TASK TO COMPLETE:
Copy every record below exactly as it stands.

PROVIDED ENTRIES:
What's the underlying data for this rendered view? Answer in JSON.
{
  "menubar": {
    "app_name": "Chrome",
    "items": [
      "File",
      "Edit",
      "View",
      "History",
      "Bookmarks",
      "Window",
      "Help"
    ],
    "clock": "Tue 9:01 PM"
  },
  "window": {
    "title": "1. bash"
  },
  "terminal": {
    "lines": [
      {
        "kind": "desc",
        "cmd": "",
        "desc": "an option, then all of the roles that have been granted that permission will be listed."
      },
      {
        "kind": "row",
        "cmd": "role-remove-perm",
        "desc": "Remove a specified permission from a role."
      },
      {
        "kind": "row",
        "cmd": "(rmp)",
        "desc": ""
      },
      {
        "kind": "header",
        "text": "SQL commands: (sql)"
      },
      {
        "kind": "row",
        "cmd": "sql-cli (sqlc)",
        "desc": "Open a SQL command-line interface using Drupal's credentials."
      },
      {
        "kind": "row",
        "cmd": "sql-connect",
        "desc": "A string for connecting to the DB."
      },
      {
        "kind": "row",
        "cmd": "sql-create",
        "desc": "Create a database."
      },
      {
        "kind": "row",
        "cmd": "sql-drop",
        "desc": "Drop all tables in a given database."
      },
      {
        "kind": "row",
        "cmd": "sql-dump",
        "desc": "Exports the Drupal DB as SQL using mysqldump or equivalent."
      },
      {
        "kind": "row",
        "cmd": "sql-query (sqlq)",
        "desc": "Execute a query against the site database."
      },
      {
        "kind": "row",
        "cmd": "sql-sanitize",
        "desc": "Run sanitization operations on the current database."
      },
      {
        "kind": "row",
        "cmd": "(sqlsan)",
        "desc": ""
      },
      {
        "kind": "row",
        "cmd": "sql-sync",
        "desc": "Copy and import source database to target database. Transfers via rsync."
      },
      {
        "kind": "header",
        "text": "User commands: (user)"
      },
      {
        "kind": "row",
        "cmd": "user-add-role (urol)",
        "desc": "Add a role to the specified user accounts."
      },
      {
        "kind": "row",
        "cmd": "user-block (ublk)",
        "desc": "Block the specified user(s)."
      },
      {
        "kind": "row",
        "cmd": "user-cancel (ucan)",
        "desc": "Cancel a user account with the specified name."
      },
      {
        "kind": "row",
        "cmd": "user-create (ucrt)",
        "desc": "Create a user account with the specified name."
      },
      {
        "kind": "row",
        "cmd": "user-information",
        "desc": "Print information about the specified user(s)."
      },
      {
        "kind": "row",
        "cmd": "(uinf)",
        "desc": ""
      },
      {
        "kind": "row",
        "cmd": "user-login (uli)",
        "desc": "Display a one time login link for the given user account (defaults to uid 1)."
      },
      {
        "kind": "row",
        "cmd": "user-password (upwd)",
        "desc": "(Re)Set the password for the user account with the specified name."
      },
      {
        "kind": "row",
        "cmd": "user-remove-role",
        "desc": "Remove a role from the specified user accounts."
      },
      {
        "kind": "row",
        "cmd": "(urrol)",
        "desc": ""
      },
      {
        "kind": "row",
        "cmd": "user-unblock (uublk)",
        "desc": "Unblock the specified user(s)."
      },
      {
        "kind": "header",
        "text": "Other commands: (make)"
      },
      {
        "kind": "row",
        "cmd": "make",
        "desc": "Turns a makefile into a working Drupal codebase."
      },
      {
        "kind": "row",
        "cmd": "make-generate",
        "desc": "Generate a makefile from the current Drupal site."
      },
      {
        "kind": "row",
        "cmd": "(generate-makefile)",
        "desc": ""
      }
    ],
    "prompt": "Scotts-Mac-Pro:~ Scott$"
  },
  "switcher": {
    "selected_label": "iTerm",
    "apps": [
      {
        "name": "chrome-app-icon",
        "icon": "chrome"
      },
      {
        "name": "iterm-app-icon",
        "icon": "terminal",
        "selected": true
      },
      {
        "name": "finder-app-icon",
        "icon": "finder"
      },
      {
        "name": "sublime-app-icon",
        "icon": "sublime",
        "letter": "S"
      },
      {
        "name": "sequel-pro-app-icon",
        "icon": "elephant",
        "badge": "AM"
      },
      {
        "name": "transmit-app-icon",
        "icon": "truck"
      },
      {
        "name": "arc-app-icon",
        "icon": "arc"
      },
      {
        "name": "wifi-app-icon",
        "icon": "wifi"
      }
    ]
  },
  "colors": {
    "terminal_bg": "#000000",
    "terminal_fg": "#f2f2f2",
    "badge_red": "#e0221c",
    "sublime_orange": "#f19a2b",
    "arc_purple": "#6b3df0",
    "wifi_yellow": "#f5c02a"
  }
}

OUTPUT OF THE EXERCISE:
What's the underlying data for this rendered view? Answer in JSON.
{
  "menubar": {
    "app_name": "Chrome",
    "items": [
      "File",
      "Edit",
      "View",
      "History",
      "Bookmarks",
      "Window",
      "Help"
    ],
    "clock": "Tue 9:01 PM"
  },
  "window": {
    "title": "1. bash"
  },
  "terminal": {
    "lines": [
      {
        "kind": "desc",
        "cmd": "",
        "desc": "an option, then all of the roles that have been granted that permission will be listed."
      },
      {
        "kind": "row",
        "cmd": "role-remove-perm",
        "desc": "Remove a specified permission from a role."
      },
      {
        "kind": "row",
        "cmd": "(rmp)",
        "desc": ""
      },
      {
        "kind": "header",
        "text": "SQL commands: (sql)"
      },
      {
        "kind": "row",
        "cmd": "sql-cli (sqlc)",
        "desc": "Open a SQL command-line interface using Drupal's credentials."
      },
      {
        "kind": "row",
        "cmd": "sql-connect",
        "desc": "A string for connecting to the DB."
      },
      {
        "kind": "row",
        "cmd": "sql-create",
        "desc": "Create a database."
      },
      {
        "kind": "row",
        "cmd": "sql-drop",
        "desc": "Drop all tables in a given database."
      },
      {
        "kind": "row",
        "cmd": "sql-dump",
        "desc": "Exports the Drupal DB as SQL using mysqldump or equivalent."
      },
      {
        "kind": "row",
        "cmd": "sql-query (sqlq)",
        "desc": "Execute a query against the site database."
      },
      {
        "kind": "row",
        "cmd": "sql-sanitize",
        "desc": "Run sanitization operations on the current database."
      },
      {
        "kind": "row",
        "cmd": "(sqlsan)",
        "desc": ""
      },
      {
        "kind": "row",
        "cmd": "sql-sync",
        "desc": "Copy and import source database to target database. Transfers via rsync."
      },
      {
        "kind": "header",
        "text": "User commands: (user)"
      },
      {
        "kind": "row",
        "cmd": "user-add-role (urol)",
        "desc": "Add a role to the specified user accounts."
      },
      {
        "kind": "row",
        "cmd": "user-block (ublk)",
        "desc": "Block the specified user(s)."
      },
      {
        "kind": "row",
        "cmd": "user-cancel (ucan)",
        "desc": "Cancel a user account with the specified name."
      },
      {
        "kind": "row",
        "cmd": "user-create (ucrt)",
        "desc": "Create a user account with the specified name."
      },
      {
        "kind": "row",
        "cmd": "user-information",
        "desc": "Print information about the specified user(s)."
      },
      {
        "kind": "row",
        "cmd": "(uinf)",
        "desc": ""
      },
      {
        "kind": "row",
        "cmd": "user-login (uli)",
        "desc": "Display a one time login link for the given user account (defaults to uid 1)."
      },
      {
        "kind": "row",
        "cmd": "user-password (upwd)",
        "desc": "(Re)Set the password for the user account with the specified name."
      },
      {
        "kind": "row",
        "cmd": "user-remove-role",
        "desc": "Remove a role from the specified user accounts."
      },
      {
        "kind": "row",
        "cmd": "(urrol)",
        "desc": ""
      },
      {
        "kind": "row",
        "cmd": "user-unblock (uublk)",
        "desc": "Unblock the specified user(s)."
      },
      {
        "kind": "header",
        "text": "Other commands: (make)"
      },
      {
        "kind": "row",
        "cmd": "make",
        "desc": "Turns a makefile into a working Drupal codebase."
      },
      {
        "kind": "row",
        "cmd": "make-generate",
        "desc": "Generate a makefile from the current Drupal site."
      },
      {
        "kind": "row",
        "cmd": "(generate-makefile)",
        "desc": ""
      }
    ],
    "prompt": "Scotts-Mac-Pro:~ Scott$"
  },
  "switcher": {
    "selected_label": "iTerm",
    "apps": [
      {
        "name": "chrome-app-icon",
        "icon": "chrome"
      },
      {
        "name": "iterm-app-icon",
        "icon": "terminal",
        "selected": true
      },
      {
        "name": "finder-app-icon",
        "icon": "finder"
      },
      {
        "name": "sublime-app-icon",
        "icon": "sublime",
        "letter": "S"
      },
      {
        "name": "sequel-pro-app-icon",
        "icon": "elephant",
        "badge": "AM"
      },
      {
        "name": "transmit-app-icon",
        "icon": "truck"
      },
      {
        "name": "arc-app-icon",
        "icon": "arc"
      },
      {
        "name": "wifi-app-icon",
        "icon": "wifi"
      }
    ]
  },
  "colors": {
    "terminal_bg": "#000000",
    "terminal_fg": "#f2f2f2",
    "badge_red": "#e0221c",
    "sublime_orange": "#f19a2b",
    "arc_purple": "#6b3df0",
    "wifi_yellow": "#f5c02a"
  }
}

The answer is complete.